- Don’t allow your hydroponic herbs to get too leggy. Trim (or pinch off) the tops of your herb plant when it reaches 6” – 12”. The goal is to get them to as bushy as possible.
- Remember to feed your plants regularly (with a “nutrient solution” fertilizer and water mix).
- Monitor pH so it stays in the 6 range (give or take depending on what variety you grow).
- The best hydroponic growing mediums for herbs include coco coir, clay pebbles, lava rock, grow stones, perlite, and Rockwool.
- Always give your herbs plenty of light (at least 10 hours per day). Full spectrum LED grow lights are probably your best bet in terms of effectiveness, ease-of-use, and energy efficiency.

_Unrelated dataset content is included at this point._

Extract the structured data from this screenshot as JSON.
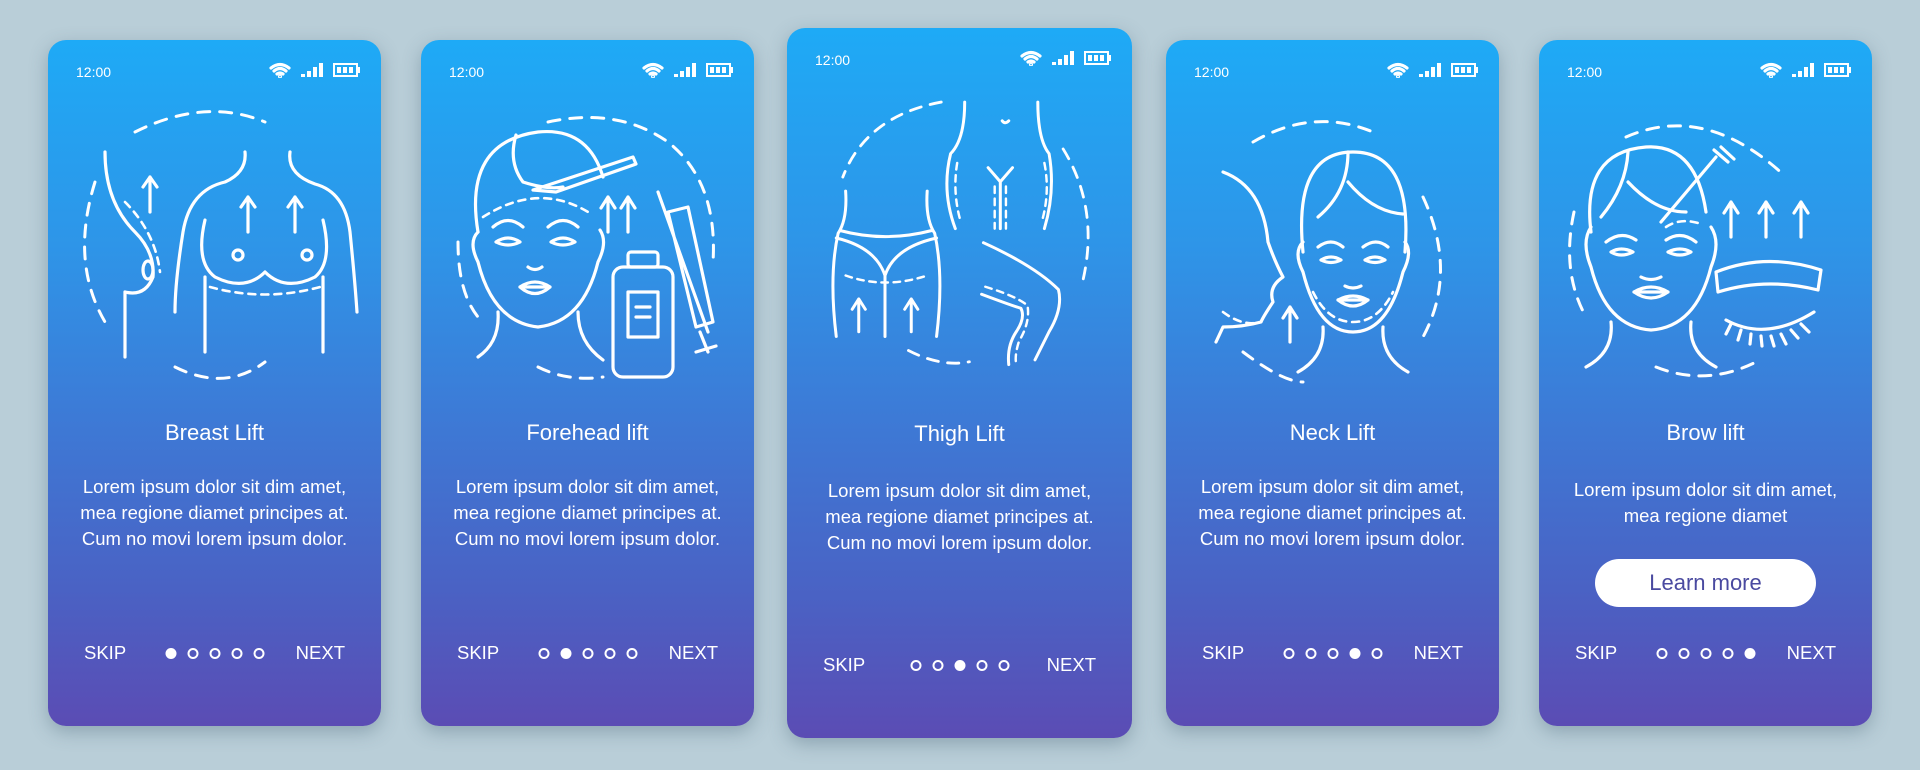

Here are the top 5 best herbs for hydroponics:
Basil is probably the single-most popular herb to grow in hydroponics. It’s appeal is understandable; basil adds an earthy sweetness to all types of culinary dish. Basil is has been grown for over 5000 years and is especially popular in Asia, Europe, and in the USA. Some of the most common basil varieties include Thai lemon, sweet basil, purple basil, lettuce leaf basil, and Siam queen basil.
Who doesn’t love mint? Mint is another popular herb to grow in hydroponics because of its alluring aroma and refreshing taste characteristics. It can be added to cuisine, teas, and alcoholic drinks. Mint is also used in medicines, cosmetics, insect repellents, and aromatherapy, The most popular varieties of mint for commercial growers and hobbyists include peppermint, spearmint, and scotch mint. There are around 15 varieties of mint to choose from.

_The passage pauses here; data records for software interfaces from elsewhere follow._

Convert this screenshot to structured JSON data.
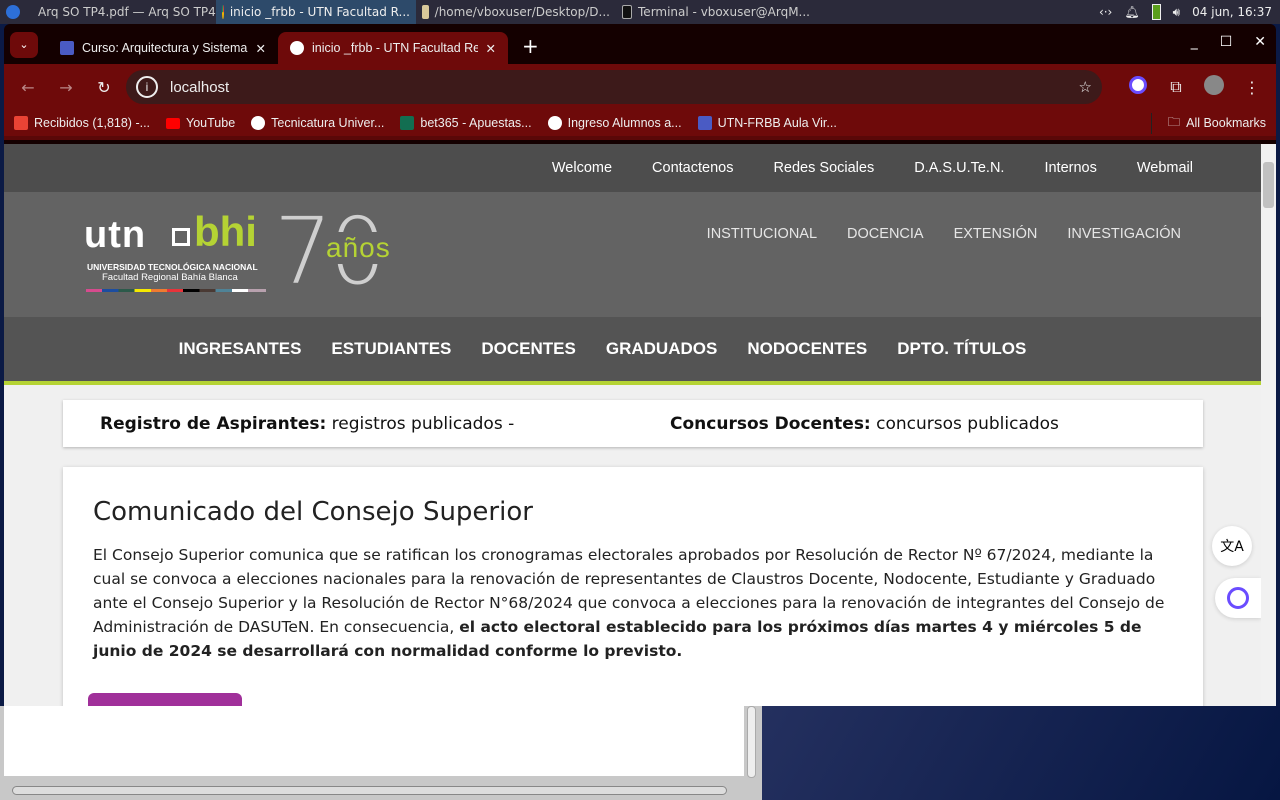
{
  "taskbar": {
    "items": [
      {
        "label": "Arq SO TP4.pdf — Arq SO TP4"
      },
      {
        "label": "inicio _frbb - UTN Facultad R..."
      },
      {
        "label": "/home/vboxuser/Desktop/D..."
      },
      {
        "label": "Terminal - vboxuser@ArqM..."
      }
    ],
    "clock": "04 jun, 16:37"
  },
  "tabs": [
    {
      "label": "Curso: Arquitectura y Sistema"
    },
    {
      "label": "inicio _frbb - UTN Facultad Reg"
    }
  ],
  "address": "localhost",
  "bookmarks": [
    {
      "label": "Recibidos (1,818) -..."
    },
    {
      "label": "YouTube"
    },
    {
      "label": "Tecnicatura Univer..."
    },
    {
      "label": "bet365 - Apuestas..."
    },
    {
      "label": "Ingreso Alumnos a..."
    },
    {
      "label": "UTN-FRBB Aula Vir..."
    }
  ],
  "all_bookmarks": "All Bookmarks",
  "site": {
    "topnav": [
      "Welcome",
      "Contactenos",
      "Redes Sociales",
      "D.A.S.U.Te.N.",
      "Internos",
      "Webmail"
    ],
    "logo": {
      "utn": "utn",
      "bhi": "bhi",
      "line1": "UNIVERSIDAD TECNOLÓGICA NACIONAL",
      "line2": "Facultad Regional Bahía Blanca",
      "anos": "años",
      "seventy": "70"
    },
    "inst_nav": [
      "INSTITUCIONAL",
      "DOCENCIA",
      "EXTENSIÓN",
      "INVESTIGACIÓN"
    ],
    "menu": [
      "INGRESANTES",
      "ESTUDIANTES",
      "DOCENTES",
      "GRADUADOS",
      "NODOCENTES",
      "DPTO. TÍTULOS"
    ],
    "notice": {
      "a_bold": "Registro de Aspirantes:",
      "a_text": " registros publicados -",
      "b_bold": "Concursos Docentes:",
      "b_text": " concursos publicados"
    },
    "card": {
      "title": "Comunicado del Consejo Superior",
      "body": "El Consejo Superior comunica que se ratifican los cronogramas electorales aprobados por Resolución de Rector Nº 67/2024, mediante la cual se convoca a elecciones nacionales para la renovación de representantes de Claustros Docente, Nodocente, Estudiante y Graduado ante el Consejo Superior y la Resolución de Rector N°68/2024 que convoca a elecciones para la renovación de integrantes del Consejo de Administración de DASUTeN. En consecuencia, ",
      "bold": "el acto electoral establecido para los próximos días martes 4 y miércoles 5 de junio de 2024 se desarrollará con normalidad conforme lo previsto."
    }
  },
  "colors": {
    "accent_green": "#b5d334",
    "browser_red": "#6e0a0a",
    "button_purple": "#a0309a"
  }
}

Native to the Mediterranean, parsley is one of the most beloved garnishments and seasonings in cuisine today. It is widely used in Middle Eastern, American, and European dishes and its praised for its earthy bitterness. Parsley is thought to add balance to savory dishes. As for gardening, parsley is one of the easiest herbs to grow in hydroponics. Italian (flat leaf) and curly leaf are the two main types of parsley.

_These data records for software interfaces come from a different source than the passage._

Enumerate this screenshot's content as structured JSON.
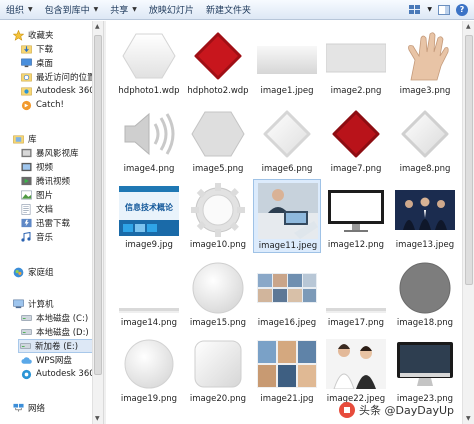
{
  "toolbar": {
    "organize": "组织",
    "include_in_library": "包含到库中",
    "share": "共享",
    "slideshow": "放映幻灯片",
    "new_folder": "新建文件夹"
  },
  "nav": {
    "items": [
      {
        "label": "收藏夹",
        "icon": "star-icon"
      },
      {
        "label": "下载",
        "icon": "download-folder-icon"
      },
      {
        "label": "桌面",
        "icon": "desktop-icon"
      },
      {
        "label": "最近访问的位置",
        "icon": "recent-places-icon"
      },
      {
        "label": "Autodesk 360",
        "icon": "autodesk-icon"
      },
      {
        "label": "Catch!",
        "icon": "catch-icon"
      },
      {
        "label": "库",
        "icon": "library-icon"
      },
      {
        "label": "暴风影视库",
        "icon": "video-library-icon"
      },
      {
        "label": "视频",
        "icon": "video-icon"
      },
      {
        "label": "腾讯视频",
        "icon": "tencent-video-icon"
      },
      {
        "label": "图片",
        "icon": "pictures-icon"
      },
      {
        "label": "文档",
        "icon": "documents-icon"
      },
      {
        "label": "迅雷下载",
        "icon": "thunder-download-icon"
      },
      {
        "label": "音乐",
        "icon": "music-icon"
      },
      {
        "label": "家庭组",
        "icon": "homegroup-icon"
      },
      {
        "label": "计算机",
        "icon": "computer-icon"
      },
      {
        "label": "本地磁盘 (C:)",
        "icon": "drive-icon"
      },
      {
        "label": "本地磁盘 (D:)",
        "icon": "drive-icon"
      },
      {
        "label": "新加卷 (E:)",
        "icon": "drive-icon"
      },
      {
        "label": "WPS网盘",
        "icon": "wps-cloud-icon"
      },
      {
        "label": "Autodesk 360",
        "icon": "autodesk-icon"
      },
      {
        "label": "网络",
        "icon": "network-icon"
      }
    ]
  },
  "files": [
    {
      "name": "hdphoto1.wdp",
      "thumb": "white-hexagon"
    },
    {
      "name": "hdphoto2.wdp",
      "thumb": "red-rhombus"
    },
    {
      "name": "image1.jpeg",
      "thumb": "light-gradient"
    },
    {
      "name": "image2.png",
      "thumb": "grey-rect"
    },
    {
      "name": "image3.png",
      "thumb": "hand"
    },
    {
      "name": "image4.png",
      "thumb": "speaker"
    },
    {
      "name": "image5.png",
      "thumb": "grey-hexagon"
    },
    {
      "name": "image6.png",
      "thumb": "white-rhombus"
    },
    {
      "name": "image7.png",
      "thumb": "red-rhombus"
    },
    {
      "name": "image8.png",
      "thumb": "white-rhombus"
    },
    {
      "name": "image9.jpg",
      "thumb": "book-cover",
      "overlay_text": "信息技术概论"
    },
    {
      "name": "image10.png",
      "thumb": "gear"
    },
    {
      "name": "image11.jpeg",
      "thumb": "office-photo"
    },
    {
      "name": "image12.png",
      "thumb": "monitor"
    },
    {
      "name": "image13.jpeg",
      "thumb": "business-photo"
    },
    {
      "name": "image14.png",
      "thumb": "thin-line"
    },
    {
      "name": "image15.png",
      "thumb": "white-circle"
    },
    {
      "name": "image16.jpeg",
      "thumb": "people-grid"
    },
    {
      "name": "image17.png",
      "thumb": "thin-line"
    },
    {
      "name": "image18.png",
      "thumb": "grey-circle"
    },
    {
      "name": "image19.png",
      "thumb": "white-circle"
    },
    {
      "name": "image20.png",
      "thumb": "rounded-square"
    },
    {
      "name": "image21.jpg",
      "thumb": "people-grid"
    },
    {
      "name": "image22.jpeg",
      "thumb": "women-photo"
    },
    {
      "name": "image23.png",
      "thumb": "imac"
    }
  ],
  "selected_file": "image11.jpeg",
  "watermark": "头条 @DayDayUp",
  "colors": {
    "accent": "#3b73c6",
    "selection": "#dcebfc",
    "red": "#c8161d"
  }
}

Dill is another highly prized herb. Its native to southwest Asia and India, but is now grown all over the world today. The long stems of dill are chewy, so most people discard these and instead use the tender and flavorful fern-like leaves of the plant. Dill can be used in the form of fresh or dried leaves, and is often added to soups and seafood. As for growing dill in a hydroponic system, it grows beautifully and very quickly!
Rosemary is another herb native to the Mediterranean region. It is an aromatic herb that is found in a host of beauty products and culinary recipes. Rosemary has needle-like leaves which possess an interesting astringent flavor which adds a nice flavor to Italian dishes. Rosemary leaves are used both in fresh or dried form, and are often added to herbal teas. As far as growing rosemary in hydroponics, this is an herb that is best grown from a cutting or established plant because starting from seed is difficult task. With that said, it makes a good herb to grow in a hydroponic system once the juvenile plant is ready to transplant.
Best of luck with your hydroponic herb grow!
About the Author
Jonathan de Araujo is a lifelong gardening enthusiast. Since discovering hydroponics, he has devoted his free time to growing edible crops in his home and writing about the benefits of this interesting gardening technique. See more of Jonathan’s hydroponic gardening articles at uPONICS.com.